The reason for all this bad news? Tomb Raider: Underworld, the latest entry in the long-running series of archaeological action games featuring Lara Croft. With worldwide sales of 1.5 million units the game didn't bomb by any stretch, but still fell well short of the 2 million unit sales initially projected by Eidos. As a result, revenues for the year are now expected to come in at around $240-270 million, rather than the $270-300 million the company had expected.
Layoffs, revenue shortfalls, tumbling share value - it's a bad situation all around, and Eidos' initial response is not especially heartening: The company is considering, among other things, revisions to the series to make it more "female-friendly." Specifics as to what Eidos believes will constitute an increase in chick cachet are short at this point, but Chief Financial Officer Robert Brent suggested that nothing is sacrosanct. "We need to look at everything as we develop the next game," he said in a recent Times article. "Look at how Batman changed successfully, from the rather sad character of the Michael Keaton era to the noir style of The Dark Knight."

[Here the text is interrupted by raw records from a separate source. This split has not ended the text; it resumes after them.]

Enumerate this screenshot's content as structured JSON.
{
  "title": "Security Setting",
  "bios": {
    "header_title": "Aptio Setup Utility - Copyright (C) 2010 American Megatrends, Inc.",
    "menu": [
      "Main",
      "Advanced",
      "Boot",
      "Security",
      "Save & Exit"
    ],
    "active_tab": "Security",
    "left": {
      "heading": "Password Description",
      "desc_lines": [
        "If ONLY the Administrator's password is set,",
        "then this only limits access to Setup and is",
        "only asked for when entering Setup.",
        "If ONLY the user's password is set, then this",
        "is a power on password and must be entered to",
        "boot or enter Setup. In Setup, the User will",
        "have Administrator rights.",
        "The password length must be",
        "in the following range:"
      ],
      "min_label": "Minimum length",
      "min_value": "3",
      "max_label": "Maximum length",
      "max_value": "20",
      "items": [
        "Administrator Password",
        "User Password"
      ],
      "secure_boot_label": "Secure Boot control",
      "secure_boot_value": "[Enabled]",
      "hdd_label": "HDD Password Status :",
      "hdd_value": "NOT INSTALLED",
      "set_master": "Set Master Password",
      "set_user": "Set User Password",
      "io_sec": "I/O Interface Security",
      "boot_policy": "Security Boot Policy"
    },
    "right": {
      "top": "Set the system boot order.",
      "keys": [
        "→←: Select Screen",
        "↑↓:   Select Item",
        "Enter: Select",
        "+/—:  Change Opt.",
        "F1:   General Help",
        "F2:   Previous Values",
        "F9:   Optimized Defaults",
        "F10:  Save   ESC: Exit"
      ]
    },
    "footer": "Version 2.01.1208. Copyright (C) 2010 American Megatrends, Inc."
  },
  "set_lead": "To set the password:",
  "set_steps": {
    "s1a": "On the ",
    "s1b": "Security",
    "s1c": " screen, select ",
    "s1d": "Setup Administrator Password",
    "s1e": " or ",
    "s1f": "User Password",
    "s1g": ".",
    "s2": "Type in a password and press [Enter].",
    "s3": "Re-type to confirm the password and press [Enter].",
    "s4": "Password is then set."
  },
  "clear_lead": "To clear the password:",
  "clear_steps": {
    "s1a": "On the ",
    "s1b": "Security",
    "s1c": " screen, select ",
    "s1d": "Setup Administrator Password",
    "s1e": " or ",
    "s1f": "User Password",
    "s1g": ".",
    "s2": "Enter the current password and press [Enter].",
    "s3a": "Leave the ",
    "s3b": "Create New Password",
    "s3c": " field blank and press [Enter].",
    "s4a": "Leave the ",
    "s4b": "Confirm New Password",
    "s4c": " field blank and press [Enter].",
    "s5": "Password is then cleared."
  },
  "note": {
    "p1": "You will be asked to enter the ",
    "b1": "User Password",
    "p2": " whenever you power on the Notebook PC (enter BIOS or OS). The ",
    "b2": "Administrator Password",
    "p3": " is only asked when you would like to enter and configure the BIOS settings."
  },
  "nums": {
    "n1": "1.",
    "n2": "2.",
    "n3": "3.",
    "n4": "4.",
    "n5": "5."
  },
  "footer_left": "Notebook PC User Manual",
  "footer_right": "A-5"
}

It's an interesting point, but one that I think overestimates the value of the Tomb Raider property. Batman is unparalleled in the world of superheroes, and even after the abortion that was Batman & Robin, movie-goers still wanted to see the franchise return to form. But does that sort of consumer-level demand for a rejuvenated Tomb Raider game really exist? Brent's premise relies on the idea that large numbers of people want what he's offering, as long as it's done properly. But is it reasonable to assume that, first, this potential audience is really out there, and second, that some ill-defined appeal to female gamers is going to bring them running en masse to Eidos' doorstep?
Retreating to familiar territory isn't an uncommon response to tough times, and God knows Eidos and parent company SCi have had a rough go of it lately. But Tomb Raider, despite its long history and Eidos' most fervent wishes, just does not enjoy a reputation as one of gaming's strongest and most reliable franchises, and it apparently hasn't occurred to anyone at Eidos that it may simply be unable to generate the numbers it wants, regardless of what's done to it. You don't sell 1.5 million copies of a game everyone hates, but after eight entries in a series that's been all over the map in terms of quality and commercial success, franchise fatigue is almost inevitable.
And not everyone thinks that targeting girl gamers is the right response to Lara's waning popularity. "I don't know where [the female-friendly makeover] came from," former Crystal Dynamics Creative Director Eric Lindstrom wrote on the Tomb Raider forums. "I feel that even though Lara has attributes that appeal to males, the game doesn't pander to a male audience. Look at all the other games out there with female heroes, and look at their bustlines and what they are (barely) wearing. My Lead Designer Harley (a woman) agrees that Tomb Raider is not a gender specific game, and research shows that it appeals to female gamers very well."